School is supposed to help us build our mental maps in the most important areas, and yet many people feel it totally misses the mark.
Perhaps the most comforting aspect of mental maps is that they are imperfect and incomplete by default. If we had a perfect understanding of the world, there would be no need for the shorthand of a simplified map to try and understand it. This means that no one has it all figured out. Everyone’s mental map is severely incomplete. And so when we find ourselves intimidated by someone else’s confidence on a given topic, we must realize that their map may be stronger in detail around such a subject, but even a master of any given skill can still make improvements to their map. It’s the top performers who recognize this fact most acutely: the fact that there are always ways to improve.
And to improve means erasing and redrawing one’s own mental map so that it’s a little more accurate. so that it’s in accordance with reality just a little bit more. The resolution is a little higher, the proportions are just a little more accurate. The color, texture and detail are just that much more fine.
We get stuck in ruts of inactivity and depression, where we lack creativity, motivation and compassion when we stop fine-tuning our mental map. Or, when we start drawing the map without looking at reality, which is the most dangerous thing a human can do.
When we stop seeking to understand how things around us work, and begin to make up those explanations in isolation, we start to construct a collision-course. We can live in accordance to a wildly inaccurate mental map for only so long.
Imagine trying to navigate a mountainous hike with an inaccurate map. If we only pay attention to the map and ignore the reality right in front of us, we risk walking straight off a cliff. And yet, so many people make decisions and take action based on a mental map they have not updated, one they stubbornly cling to. We may say that people cling to such out dated mental maps out of a sentimental sense of nostalgia, but really, it’s fear of uncertainty.
That uncertainty comes up at the moment between abandoning some current detail of the map and redrawing it to be more accurate.
We can best understand this if we imagine drawing an actual map. If we realize that some part of it is inaccurate and needs to be changed, we need to erase part of it. And the moment before we redraw that map in a more accurate way, there’s nothing there.
That blank piece of map is a terrifying prospect for most people.
Whereas a child’s natural curiosity doesn’t even blink at such a void, it seems the older we get, the more prone we are to fear having a void in our map, even if only briefly.
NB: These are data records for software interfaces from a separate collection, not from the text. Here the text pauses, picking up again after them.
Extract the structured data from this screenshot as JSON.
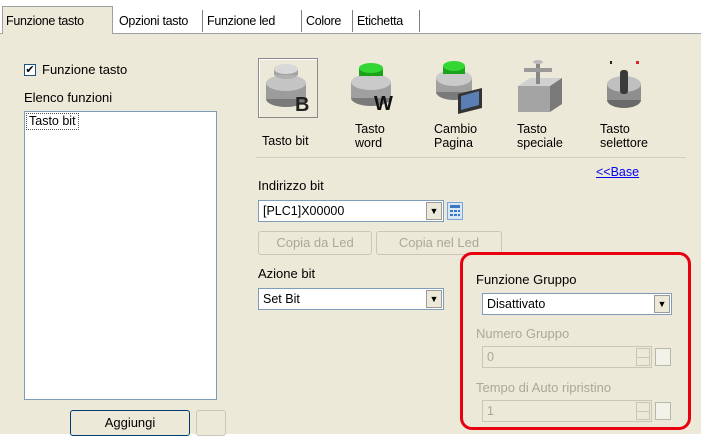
{
  "tabs": [
    {
      "label": "Funzione tasto",
      "active": true
    },
    {
      "label": "Opzioni tasto"
    },
    {
      "label": "Funzione led"
    },
    {
      "label": "Colore"
    },
    {
      "label": "Etichetta"
    }
  ],
  "left": {
    "checkbox_label": "Funzione tasto",
    "checkbox_checked": true,
    "list_title": "Elenco funzioni",
    "list_items": [
      "Tasto bit"
    ],
    "add_button": "Aggiungi"
  },
  "key_types": [
    {
      "label_line1": "Tasto bit",
      "label_line2": "",
      "icon": "bit-switch-icon",
      "selected": true
    },
    {
      "label_line1": "Tasto",
      "label_line2": "word",
      "icon": "word-switch-icon"
    },
    {
      "label_line1": "Cambio",
      "label_line2": "Pagina",
      "icon": "change-screen-icon"
    },
    {
      "label_line1": "Tasto",
      "label_line2": "speciale",
      "icon": "special-switch-icon"
    },
    {
      "label_line1": "Tasto",
      "label_line2": "selettore",
      "icon": "selector-switch-icon"
    }
  ],
  "base_link": "<<Base",
  "bit_address": {
    "label": "Indirizzo bit",
    "value": "[PLC1]X00000",
    "copy_from_led": "Copia da Led",
    "copy_to_led": "Copia nel Led"
  },
  "bit_action": {
    "label": "Azione bit",
    "value": "Set Bit"
  },
  "group": {
    "function_label": "Funzione Gruppo",
    "function_value": "Disattivato",
    "number_label": "Numero Gruppo",
    "number_value": "0",
    "auto_reset_label": "Tempo di Auto ripristino",
    "auto_reset_value": "1",
    "highlight_color": "#e8000f"
  }
}
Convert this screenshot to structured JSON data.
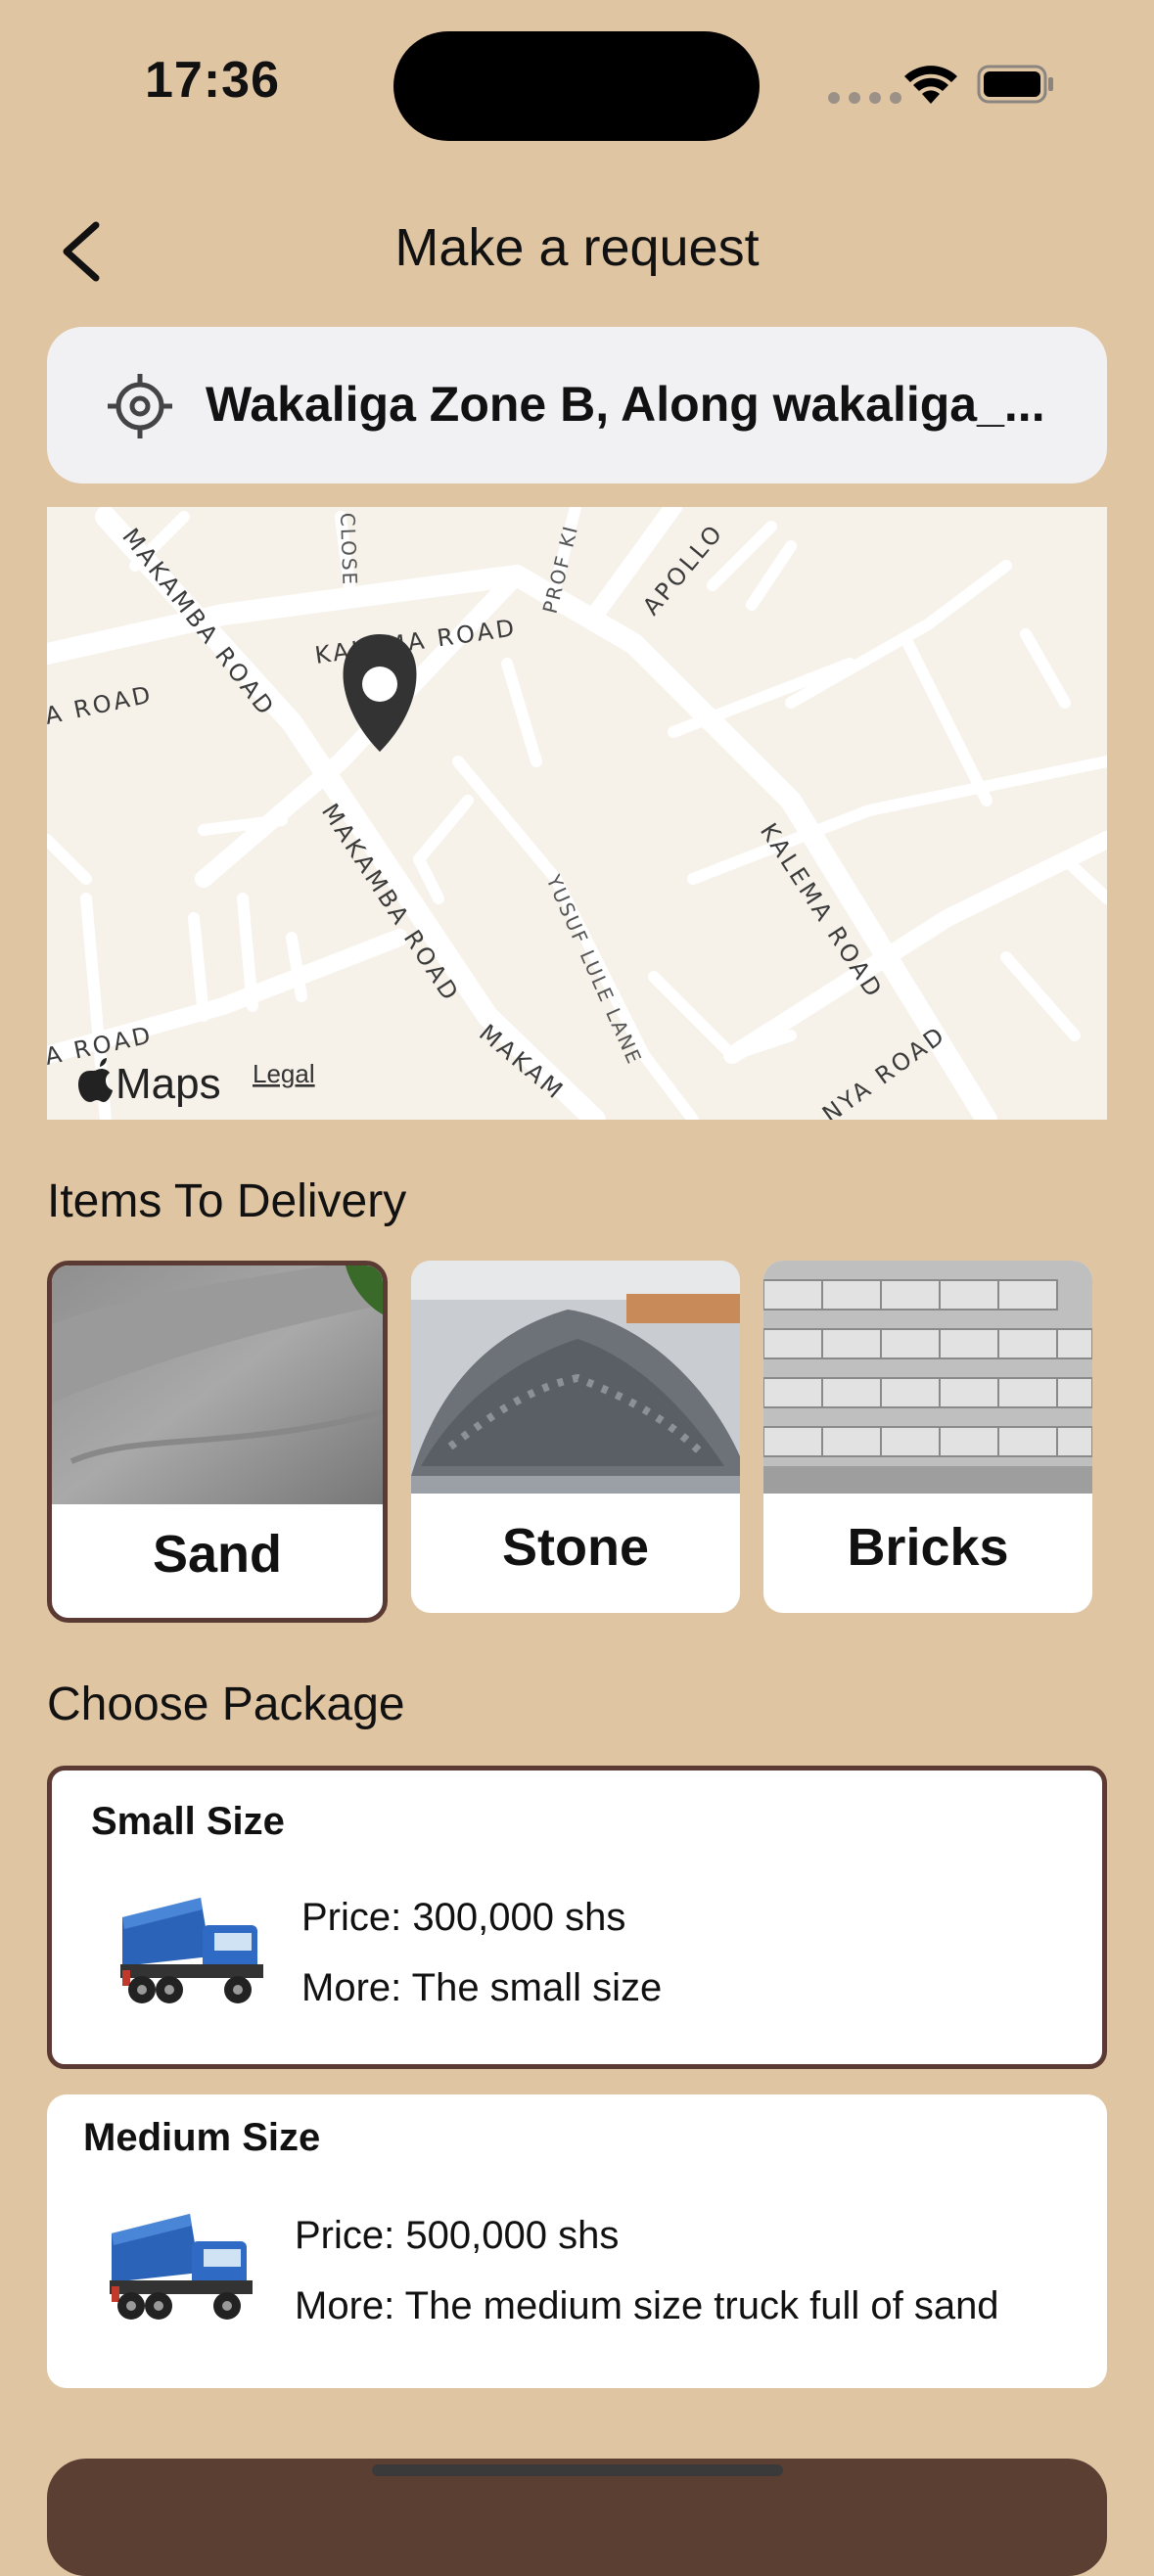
{
  "status_bar": {
    "time": "17:36"
  },
  "header": {
    "title": "Make a request"
  },
  "location": {
    "address": "Wakaliga Zone B, Along wakaliga_..."
  },
  "map": {
    "attribution": "Maps",
    "legal": "Legal",
    "road_labels": [
      "MAKAMBA ROAD",
      "KALEMA ROAD",
      "CLOSE",
      "PROF KI",
      "APOLLO",
      "MAKAMBA ROAD",
      "MAKAM",
      "YUSUF LULE LANE",
      "KALEMA ROAD",
      "NYA ROAD",
      "A ROAD",
      "A ROAD"
    ]
  },
  "items_section": {
    "title": "Items To Delivery",
    "items": [
      {
        "label": "Sand",
        "selected": true
      },
      {
        "label": "Stone",
        "selected": false
      },
      {
        "label": "Bricks",
        "selected": false
      }
    ]
  },
  "packages_section": {
    "title": "Choose Package",
    "packages": [
      {
        "title": "Small Size",
        "price_label": "Price:",
        "price": "300,000 shs",
        "more_label": "More:",
        "more": "The small size",
        "selected": true
      },
      {
        "title": "Medium Size",
        "price_label": "Price:",
        "price": "500,000 shs",
        "more_label": "More:",
        "more": "The medium size truck full of sand",
        "selected": false
      }
    ]
  },
  "colors": {
    "background": "#e0c5a2",
    "accent": "#5a3a32",
    "card": "#ffffff"
  },
  "icons": [
    "back-chevron-icon",
    "location-target-icon",
    "map-pin-icon",
    "wifi-icon",
    "battery-icon",
    "apple-icon"
  ]
}
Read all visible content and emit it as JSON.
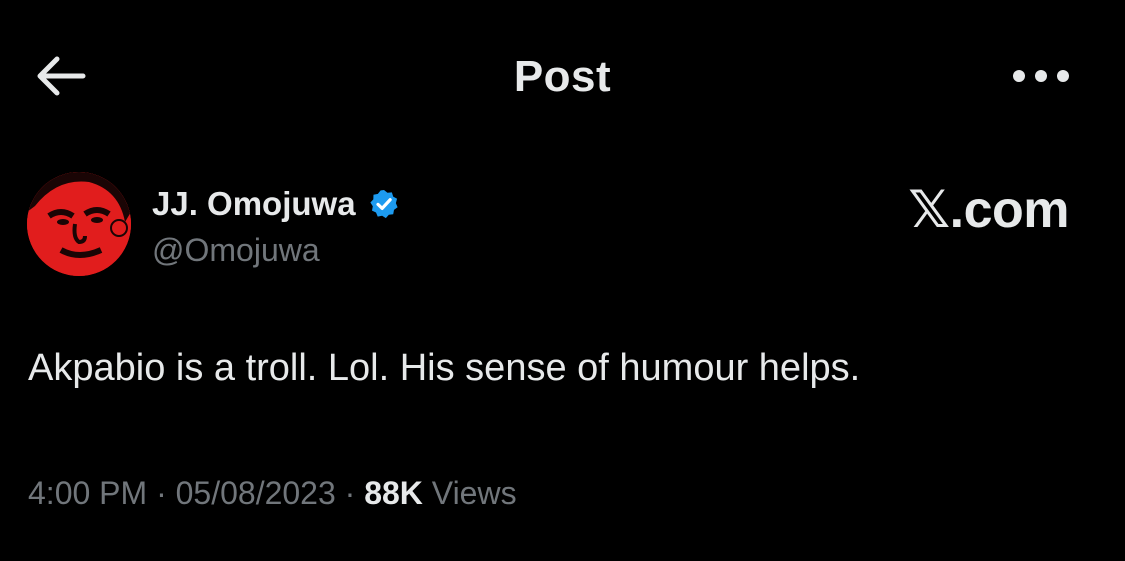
{
  "header": {
    "title": "Post",
    "back_icon": "arrow-left-icon",
    "more_icon": "ellipsis-horizontal-icon"
  },
  "author": {
    "display_name": "JJ. Omojuwa",
    "handle": "@Omojuwa",
    "verified": true,
    "verified_color": "#1d9bf0",
    "avatar_color": "#e11d1d"
  },
  "watermark": {
    "logo": "𝕏",
    "suffix": ".com"
  },
  "post": {
    "text": "Akpabio is a troll. Lol. His sense of humour helps."
  },
  "meta": {
    "time": "4:00 PM",
    "separator": "·",
    "date": "05/08/2023",
    "views_count": "88K",
    "views_label": "Views"
  },
  "colors": {
    "background": "#000000",
    "primary_text": "#e7e9ea",
    "secondary_text": "#71767b",
    "accent": "#1d9bf0"
  }
}
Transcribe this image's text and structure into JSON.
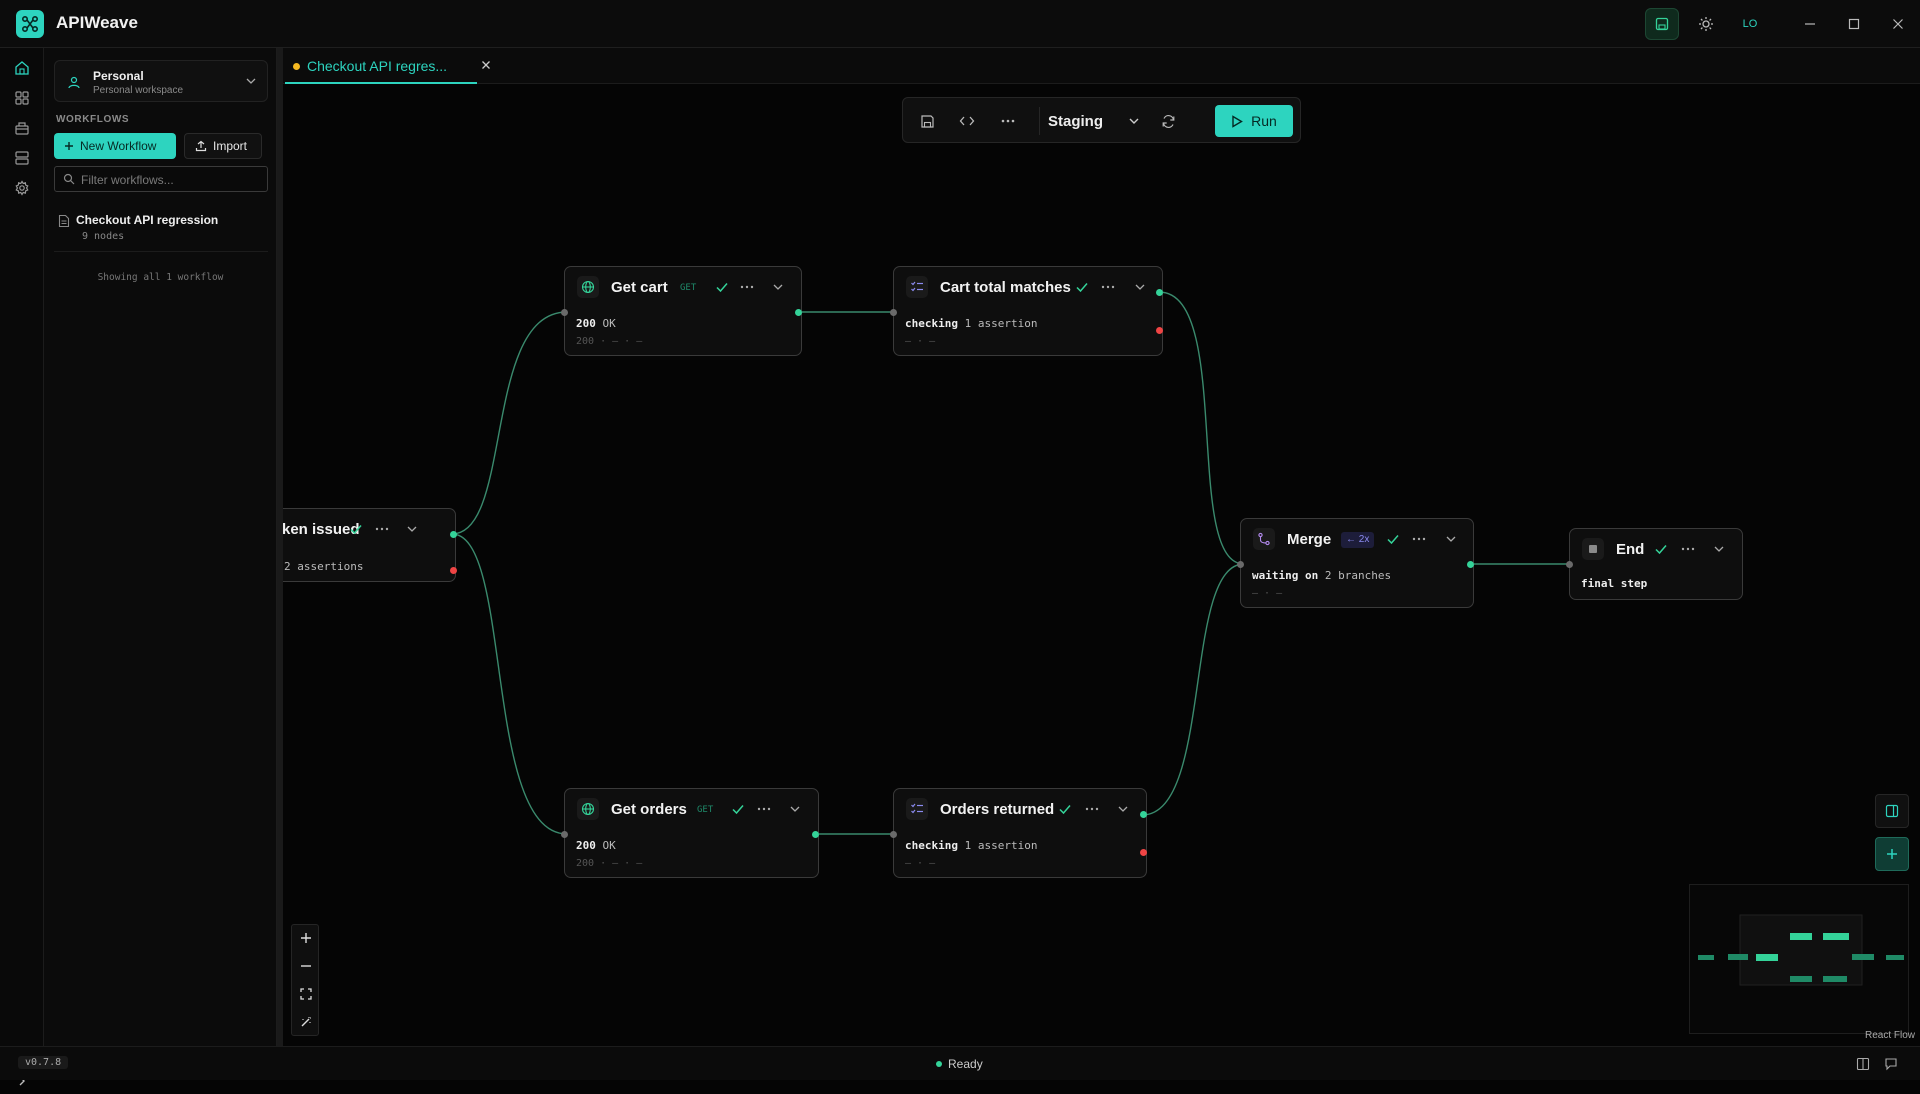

This is how we can get stuck using old maps which lead us into ruts or keep us on collision courses until reality smacks us upside the head with a big wake up call.
The only way to avoid this trap is to perpetually remember that a map is never finished by default. The default part is the most important part.
Maps are incomplete by default, because they are simplifications of the territory we are mapping.
All of our mental maps are incomplete by default. This should in no way be a cause for losing hope because creating a perfect mental map is impossible. It just means that we can always become a little smarter, if only we have a better grip on the territory, and the only way to do that is to have a willingness and a consistent practice of
This episode references Episode 68: Underscore or Erase? if you’d like to fully explore the reference, please check out that episode next.